And because of this, the last day became a remarkable international demonstration, carrying with it a significance which was not overlooked by anybody lucky enough to be present.
Robert G. Menzies President of the Games
Further excerpts from the Official Report are of interest to us: –
The Armed Services of the Commonwealth of Australia gave valuable assistance to the Organising Committee, not only in the Opening and Closing Ceremonies and on other formal occasions, but also in the conduct of the competitions and in training, housing and other activities.
The Royal Australian Navy, South-East Australian Area, provided manpower for:
- Street lining during the progress of the Duke of Edinburgh
- Guards of honour
- Marshals, usherettes and messenger service at venues
- Electronics technical personnel
- Bands for ceremonial occasions
- Sick-bay attendants at venues
The Navy was responsible also for certain services, mostly of a specialist character.
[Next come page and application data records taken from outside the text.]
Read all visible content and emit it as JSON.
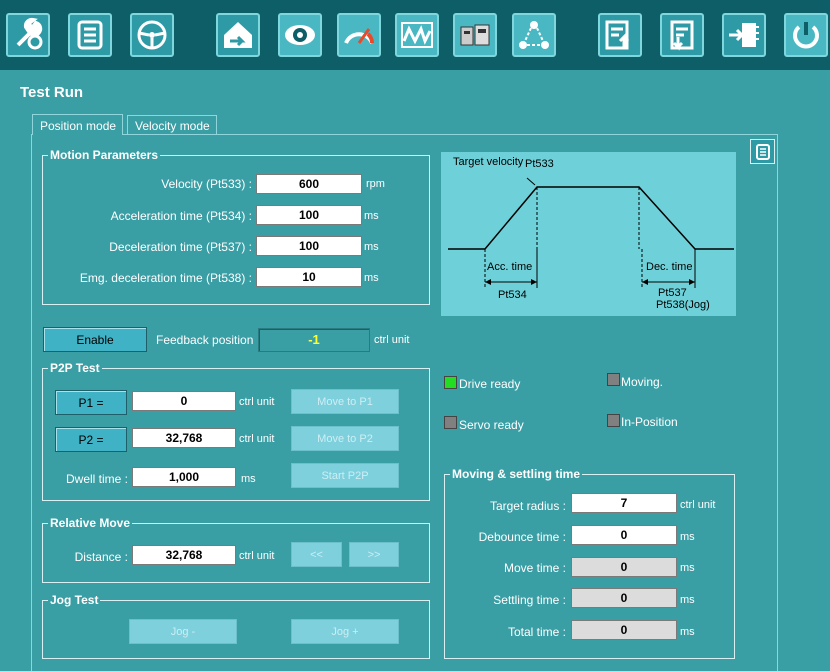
{
  "toolbar": {
    "buttons": [
      {
        "name": "tools",
        "icon": "wrench-gear-icon"
      },
      {
        "name": "document",
        "icon": "document-list-icon"
      },
      {
        "name": "steering",
        "icon": "steering-wheel-icon"
      },
      {
        "name": "home",
        "icon": "home-back-icon"
      },
      {
        "name": "monitor",
        "icon": "eye-icon"
      },
      {
        "name": "gauge",
        "icon": "speedometer-icon"
      },
      {
        "name": "scope",
        "icon": "scope-waveform-icon"
      },
      {
        "name": "drives",
        "icon": "drive-units-icon"
      },
      {
        "name": "network",
        "icon": "network-nodes-icon"
      },
      {
        "name": "upload",
        "icon": "upload-params-icon"
      },
      {
        "name": "download",
        "icon": "download-params-icon"
      },
      {
        "name": "firmware",
        "icon": "firmware-chip-icon"
      },
      {
        "name": "reset",
        "icon": "power-reset-icon"
      }
    ]
  },
  "page": {
    "title": "Test Run"
  },
  "tabs": [
    {
      "label": "Position mode",
      "active": true
    },
    {
      "label": "Velocity mode",
      "active": false
    }
  ],
  "motion": {
    "group_label": "Motion Parameters",
    "rows": [
      {
        "label": "Velocity (Pt533) :",
        "value": "600",
        "unit": "rpm"
      },
      {
        "label": "Acceleration time (Pt534) :",
        "value": "100",
        "unit": "ms"
      },
      {
        "label": "Deceleration time (Pt537) :",
        "value": "100",
        "unit": "ms"
      },
      {
        "label": "Emg. deceleration time (Pt538) :",
        "value": "10",
        "unit": "ms"
      }
    ]
  },
  "diagram": {
    "target_velocity": "Target velocity",
    "pt533": "Pt533",
    "acc_time": "Acc. time",
    "pt534": "Pt534",
    "dec_time": "Dec. time",
    "pt537": "Pt537",
    "pt538": "Pt538(Jog)"
  },
  "enable": {
    "button": "Enable",
    "feedback_label": "Feedback position",
    "feedback_value": "-1",
    "feedback_unit": "ctrl unit"
  },
  "p2p": {
    "group_label": "P2P Test",
    "p1_button": "P1 =",
    "p1_value": "0",
    "p1_unit": "ctrl unit",
    "move_p1": "Move to P1",
    "p2_button": "P2 =",
    "p2_value": "32,768",
    "p2_unit": "ctrl unit",
    "move_p2": "Move to P2",
    "dwell_label": "Dwell time :",
    "dwell_value": "1,000",
    "dwell_unit": "ms",
    "start": "Start P2P"
  },
  "relative": {
    "group_label": "Relative Move",
    "distance_label": "Distance :",
    "distance_value": "32,768",
    "distance_unit": "ctrl unit",
    "back": "<<",
    "fwd": ">>"
  },
  "jog": {
    "group_label": "Jog Test",
    "minus": "Jog -",
    "plus": "Jog +"
  },
  "status": {
    "drive_ready": {
      "label": "Drive ready",
      "color": "#22dd22"
    },
    "servo_ready": {
      "label": "Servo ready",
      "color": "#808080"
    },
    "moving": {
      "label": "Moving.",
      "color": "#808080"
    },
    "in_position": {
      "label": "In-Position",
      "color": "#808080"
    }
  },
  "settling": {
    "group_label": "Moving & settling time",
    "rows": [
      {
        "label": "Target radius :",
        "value": "7",
        "unit": "ctrl unit",
        "readonly": false
      },
      {
        "label": "Debounce time :",
        "value": "0",
        "unit": "ms",
        "readonly": false
      },
      {
        "label": "Move time :",
        "value": "0",
        "unit": "ms",
        "readonly": true
      },
      {
        "label": "Settling time :",
        "value": "0",
        "unit": "ms",
        "readonly": true
      },
      {
        "label": "Total time :",
        "value": "0",
        "unit": "ms",
        "readonly": true
      }
    ]
  },
  "colors": {
    "background": "#3a9ea5",
    "toolbar": "#0d5e66",
    "diagram": "#6ed0d8",
    "feedback_text": "#ffff33"
  }
}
It evolved, produced and laid marker buoys for the yachting courses. It produced a chart for yachting competitors. It provided three ships (H.M.A.Ships Warramunga, Swan and Sprightly) to act as starter vessels and to accommodate the Judges, established and manned a radio communication centre at yachting headquarters and manned smoke float launches and control boats on the courses. The Navy also provided sentries and general assistance at Yacht Clubs, and stored the Finn monotypes as received from the builders until their distribution to competitors.
A total of 1,009 officers and men was employed.
The musical programme at the Opening Ceremony consisted firstly of a display of marching by the band of the Royal Australian Navy which, on the arrival of His Royal Highness the Duke of Edinburgh, combined with the massed bands of the Australian Army under the baton of Major A.R. Newman, Army Director of Music, to play the National Anthem. There then followed a display by the massed bands of the Australian Army representing all Commands, and numbering 220 players. One formation in the display which won special applause was the presentation of simultaneous marching and playing which resolved into a design of the five interlocking rings of the Olympic symbol.
The last excerpt could be ambiguous. The photo clearly shows that it was the RAN Band alone which, while marching, resolved itself into a design of the five interlocking rings of the Olympic symbol. Perhaps the uniforms of the Navy bandsmen still in the style of their predecessors, the Royal Marines, led to the unfortunate mistake.